The residents of Beijing once again are suffering from hazardous air pollution, prompting the Chinese government to raise the city’s smog alert system to “orange” on Friday — the second highest of four alert tiers.
As a result, schools have cancelled outdoor sports, children and the elderly have been advised to stay indoors, some industrial facilities were ordered to curtail production, and outdoor barbecues and fireworks were banned.
As I write this post it is Monday, Feb. 24 in Beijing (Sunday here), and air quality is at a hazardous level, as the graphic at right shows. (Click the thumbnail for a larger view.) The AQI reading of 373 means that breathing this nasty soup of tiny particulates known as PM2.5 and other pollutants may cause serious health effects for everyone in the population, not just vulnerable folks, like the elderly and people with lung conditions such as asthma.
This is obviously not a new problem. Beijing has been suffering from terrible air quality for a long time now, and it tends to be worst during the winter months. During the past couple of weeks, it has been particularly bad.
The animation at the top of this post illustrates the problem. It consists of two images from NASA’s Terra satellite. The first was acquired on February 8th, when hourly air quality index readings were mostly in the ‘good’ category. The second image was captured on Feb. 14. On this day, the pollution got so bad that the air quality index literally went off the end of the scale, as this tweet from the U.S. Embassy shows:
02-15-2014 00:00; PM2.5; 579.0; 552; Beyond Index (at 24-hour exposure at this level) — BeijingAir (@BeijingAir) February 14, 2014
You can see the difference between the two dates in the animation.
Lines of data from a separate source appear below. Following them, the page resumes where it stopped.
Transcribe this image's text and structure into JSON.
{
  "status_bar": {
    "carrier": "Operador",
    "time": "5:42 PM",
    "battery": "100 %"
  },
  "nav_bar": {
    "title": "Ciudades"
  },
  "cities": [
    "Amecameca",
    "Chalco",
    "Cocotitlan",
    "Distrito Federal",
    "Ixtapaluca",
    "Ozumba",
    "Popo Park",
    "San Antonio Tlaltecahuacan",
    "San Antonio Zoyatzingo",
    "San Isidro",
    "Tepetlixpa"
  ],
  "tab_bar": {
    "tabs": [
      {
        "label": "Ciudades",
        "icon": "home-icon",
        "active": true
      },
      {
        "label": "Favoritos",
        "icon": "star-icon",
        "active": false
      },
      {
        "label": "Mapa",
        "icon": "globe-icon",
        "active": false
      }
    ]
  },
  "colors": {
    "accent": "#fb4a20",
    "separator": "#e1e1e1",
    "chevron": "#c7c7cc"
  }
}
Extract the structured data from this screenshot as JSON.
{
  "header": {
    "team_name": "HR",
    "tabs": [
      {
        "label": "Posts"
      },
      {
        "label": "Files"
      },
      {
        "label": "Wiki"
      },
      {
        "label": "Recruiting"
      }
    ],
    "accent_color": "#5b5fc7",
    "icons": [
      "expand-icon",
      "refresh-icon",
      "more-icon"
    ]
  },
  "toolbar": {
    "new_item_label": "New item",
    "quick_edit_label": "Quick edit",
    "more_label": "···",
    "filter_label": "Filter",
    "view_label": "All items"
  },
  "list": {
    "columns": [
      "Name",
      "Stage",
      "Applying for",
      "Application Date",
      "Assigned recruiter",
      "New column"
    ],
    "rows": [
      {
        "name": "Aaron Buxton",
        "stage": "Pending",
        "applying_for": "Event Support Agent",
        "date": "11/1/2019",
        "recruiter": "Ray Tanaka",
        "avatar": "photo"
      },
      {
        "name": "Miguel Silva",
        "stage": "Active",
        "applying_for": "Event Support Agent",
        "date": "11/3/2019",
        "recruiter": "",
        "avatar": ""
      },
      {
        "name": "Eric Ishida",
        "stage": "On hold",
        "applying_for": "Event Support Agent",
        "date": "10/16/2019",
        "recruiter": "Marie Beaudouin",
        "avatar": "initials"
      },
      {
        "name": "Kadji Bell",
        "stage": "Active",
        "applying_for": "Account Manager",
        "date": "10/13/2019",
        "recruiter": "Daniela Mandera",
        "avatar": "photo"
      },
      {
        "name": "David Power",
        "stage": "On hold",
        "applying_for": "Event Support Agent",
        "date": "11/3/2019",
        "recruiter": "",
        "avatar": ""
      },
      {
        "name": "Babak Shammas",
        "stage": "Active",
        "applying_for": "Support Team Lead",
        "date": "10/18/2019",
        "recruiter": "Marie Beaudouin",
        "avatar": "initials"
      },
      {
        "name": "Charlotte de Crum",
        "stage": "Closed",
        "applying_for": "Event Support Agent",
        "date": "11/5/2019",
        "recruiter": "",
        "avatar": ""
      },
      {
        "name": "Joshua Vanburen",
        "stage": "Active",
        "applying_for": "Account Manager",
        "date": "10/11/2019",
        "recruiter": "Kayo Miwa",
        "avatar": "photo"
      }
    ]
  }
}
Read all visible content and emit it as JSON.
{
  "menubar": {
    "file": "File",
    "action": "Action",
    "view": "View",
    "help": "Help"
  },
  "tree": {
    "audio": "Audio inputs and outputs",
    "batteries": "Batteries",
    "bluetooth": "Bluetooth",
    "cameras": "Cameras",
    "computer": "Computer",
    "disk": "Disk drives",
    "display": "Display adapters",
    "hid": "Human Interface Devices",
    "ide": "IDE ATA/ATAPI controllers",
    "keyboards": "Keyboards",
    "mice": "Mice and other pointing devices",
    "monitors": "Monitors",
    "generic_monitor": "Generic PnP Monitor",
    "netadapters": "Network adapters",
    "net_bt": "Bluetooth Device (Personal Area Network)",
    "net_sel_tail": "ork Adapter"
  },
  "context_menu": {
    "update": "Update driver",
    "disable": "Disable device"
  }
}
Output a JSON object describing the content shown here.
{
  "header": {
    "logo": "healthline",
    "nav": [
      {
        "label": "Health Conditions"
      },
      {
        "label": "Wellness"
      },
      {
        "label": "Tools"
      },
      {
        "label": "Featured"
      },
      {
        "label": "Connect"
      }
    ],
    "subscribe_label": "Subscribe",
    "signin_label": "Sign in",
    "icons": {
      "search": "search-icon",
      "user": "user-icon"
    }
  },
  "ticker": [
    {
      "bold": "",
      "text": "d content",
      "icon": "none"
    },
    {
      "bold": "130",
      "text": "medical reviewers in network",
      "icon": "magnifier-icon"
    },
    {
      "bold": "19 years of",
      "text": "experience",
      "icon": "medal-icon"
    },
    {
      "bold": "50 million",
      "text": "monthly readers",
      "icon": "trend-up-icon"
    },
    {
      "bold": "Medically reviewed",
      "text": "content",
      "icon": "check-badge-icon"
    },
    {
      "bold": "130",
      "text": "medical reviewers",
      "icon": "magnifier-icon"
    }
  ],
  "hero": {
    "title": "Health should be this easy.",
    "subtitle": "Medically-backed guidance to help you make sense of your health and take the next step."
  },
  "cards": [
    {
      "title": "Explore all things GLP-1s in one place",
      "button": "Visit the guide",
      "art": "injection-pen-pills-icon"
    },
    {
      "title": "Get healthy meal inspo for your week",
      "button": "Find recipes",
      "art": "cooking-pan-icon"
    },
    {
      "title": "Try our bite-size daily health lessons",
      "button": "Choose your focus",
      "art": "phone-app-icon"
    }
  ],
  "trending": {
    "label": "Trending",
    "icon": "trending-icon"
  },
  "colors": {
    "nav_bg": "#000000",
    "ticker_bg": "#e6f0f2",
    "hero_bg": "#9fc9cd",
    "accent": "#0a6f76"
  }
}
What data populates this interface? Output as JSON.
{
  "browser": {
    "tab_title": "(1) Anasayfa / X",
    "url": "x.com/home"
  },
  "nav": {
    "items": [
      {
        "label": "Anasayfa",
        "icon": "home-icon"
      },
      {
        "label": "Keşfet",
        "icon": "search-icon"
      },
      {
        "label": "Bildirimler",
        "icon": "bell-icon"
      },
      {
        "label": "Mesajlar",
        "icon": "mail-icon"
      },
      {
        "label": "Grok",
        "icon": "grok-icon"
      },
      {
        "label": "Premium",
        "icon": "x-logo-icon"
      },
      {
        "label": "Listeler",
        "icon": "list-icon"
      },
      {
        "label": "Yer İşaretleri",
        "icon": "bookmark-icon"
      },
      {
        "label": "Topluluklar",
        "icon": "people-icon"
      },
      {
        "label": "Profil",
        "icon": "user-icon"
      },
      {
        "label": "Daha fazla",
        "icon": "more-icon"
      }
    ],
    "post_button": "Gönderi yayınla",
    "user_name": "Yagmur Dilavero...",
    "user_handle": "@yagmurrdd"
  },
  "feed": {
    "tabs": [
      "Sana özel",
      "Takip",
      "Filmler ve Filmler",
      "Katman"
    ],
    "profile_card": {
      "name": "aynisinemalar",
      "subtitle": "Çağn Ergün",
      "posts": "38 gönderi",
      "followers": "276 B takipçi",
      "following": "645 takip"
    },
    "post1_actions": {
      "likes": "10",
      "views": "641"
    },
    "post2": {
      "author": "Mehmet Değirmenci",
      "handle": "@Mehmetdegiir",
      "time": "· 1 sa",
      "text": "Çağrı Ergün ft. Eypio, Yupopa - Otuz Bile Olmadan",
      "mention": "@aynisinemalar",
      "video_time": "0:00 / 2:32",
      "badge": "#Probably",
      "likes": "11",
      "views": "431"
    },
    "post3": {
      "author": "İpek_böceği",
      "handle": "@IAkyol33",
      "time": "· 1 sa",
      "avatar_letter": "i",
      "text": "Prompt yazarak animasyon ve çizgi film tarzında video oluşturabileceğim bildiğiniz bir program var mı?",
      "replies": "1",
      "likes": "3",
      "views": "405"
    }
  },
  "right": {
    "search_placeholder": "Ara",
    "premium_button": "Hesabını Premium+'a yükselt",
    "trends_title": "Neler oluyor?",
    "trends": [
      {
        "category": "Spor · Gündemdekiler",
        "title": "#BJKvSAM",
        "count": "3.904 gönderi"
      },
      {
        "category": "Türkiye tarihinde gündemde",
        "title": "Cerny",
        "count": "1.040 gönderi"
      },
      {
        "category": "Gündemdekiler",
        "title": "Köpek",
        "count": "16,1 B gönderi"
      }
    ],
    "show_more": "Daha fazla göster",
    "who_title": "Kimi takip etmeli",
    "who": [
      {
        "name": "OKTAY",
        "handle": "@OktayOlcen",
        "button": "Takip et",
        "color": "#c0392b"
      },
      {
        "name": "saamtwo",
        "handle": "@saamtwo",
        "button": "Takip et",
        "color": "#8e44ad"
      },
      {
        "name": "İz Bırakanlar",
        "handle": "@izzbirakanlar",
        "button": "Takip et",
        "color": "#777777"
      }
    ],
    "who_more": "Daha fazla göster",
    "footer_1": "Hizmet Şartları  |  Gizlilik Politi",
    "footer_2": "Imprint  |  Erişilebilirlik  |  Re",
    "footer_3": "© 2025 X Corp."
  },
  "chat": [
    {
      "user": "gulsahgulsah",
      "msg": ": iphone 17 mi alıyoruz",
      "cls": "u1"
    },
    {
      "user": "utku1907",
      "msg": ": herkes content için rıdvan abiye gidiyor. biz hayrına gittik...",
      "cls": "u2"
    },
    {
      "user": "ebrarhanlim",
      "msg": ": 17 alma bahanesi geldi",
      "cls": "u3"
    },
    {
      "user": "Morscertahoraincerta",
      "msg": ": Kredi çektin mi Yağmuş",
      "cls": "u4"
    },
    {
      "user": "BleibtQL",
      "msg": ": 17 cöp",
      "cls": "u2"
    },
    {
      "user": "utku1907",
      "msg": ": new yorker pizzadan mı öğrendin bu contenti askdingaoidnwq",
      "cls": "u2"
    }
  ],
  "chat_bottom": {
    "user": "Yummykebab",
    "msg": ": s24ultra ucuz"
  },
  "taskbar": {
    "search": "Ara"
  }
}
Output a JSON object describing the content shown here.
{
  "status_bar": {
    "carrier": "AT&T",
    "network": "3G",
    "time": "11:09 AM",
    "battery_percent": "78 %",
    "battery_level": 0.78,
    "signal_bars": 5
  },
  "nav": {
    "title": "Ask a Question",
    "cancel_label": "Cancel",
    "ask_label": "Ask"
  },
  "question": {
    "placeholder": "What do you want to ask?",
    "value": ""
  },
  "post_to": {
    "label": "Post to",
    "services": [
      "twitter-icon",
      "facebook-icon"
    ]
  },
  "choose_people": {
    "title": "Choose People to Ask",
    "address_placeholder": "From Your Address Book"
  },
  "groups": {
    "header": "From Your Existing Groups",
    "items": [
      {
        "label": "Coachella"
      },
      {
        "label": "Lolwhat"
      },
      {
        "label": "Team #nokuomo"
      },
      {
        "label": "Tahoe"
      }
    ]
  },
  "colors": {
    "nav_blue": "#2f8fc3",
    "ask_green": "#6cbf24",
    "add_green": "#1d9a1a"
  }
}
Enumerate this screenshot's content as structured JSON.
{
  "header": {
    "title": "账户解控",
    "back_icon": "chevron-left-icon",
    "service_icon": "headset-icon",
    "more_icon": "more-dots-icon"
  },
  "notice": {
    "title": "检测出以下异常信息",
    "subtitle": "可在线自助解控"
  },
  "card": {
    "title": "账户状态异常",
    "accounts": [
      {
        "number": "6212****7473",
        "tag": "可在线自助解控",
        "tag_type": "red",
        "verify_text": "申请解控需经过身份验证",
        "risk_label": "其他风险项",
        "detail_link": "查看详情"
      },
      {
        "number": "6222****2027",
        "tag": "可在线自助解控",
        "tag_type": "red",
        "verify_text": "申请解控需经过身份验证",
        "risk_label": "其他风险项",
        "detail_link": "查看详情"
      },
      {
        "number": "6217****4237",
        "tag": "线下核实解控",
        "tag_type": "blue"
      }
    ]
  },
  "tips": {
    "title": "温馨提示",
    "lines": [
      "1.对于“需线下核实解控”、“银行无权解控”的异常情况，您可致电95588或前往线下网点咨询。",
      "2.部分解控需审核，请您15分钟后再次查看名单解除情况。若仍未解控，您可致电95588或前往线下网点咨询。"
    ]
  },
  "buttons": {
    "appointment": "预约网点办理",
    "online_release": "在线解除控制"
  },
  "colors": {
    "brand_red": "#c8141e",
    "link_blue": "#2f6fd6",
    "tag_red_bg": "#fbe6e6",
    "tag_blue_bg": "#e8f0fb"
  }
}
On Feb. 8th, Beijing — the grayish spot at the upper middle of the image — and the city’s surroundings were clearly visible. On Feb. 14th, you’d be hard pressed to make out any detail on the ground.
Last October, government officials announced a plan to deal with air pollution that consists of a series of steps, phased in as the severity of the situation warrants. The steps include street washing to hold down dust, closure of factories, construction work stoppages, banning of barbecues, and restrictions on driving. (I wrote about it here.)
Some of those steps are being taken now. Let’s see what impact they have.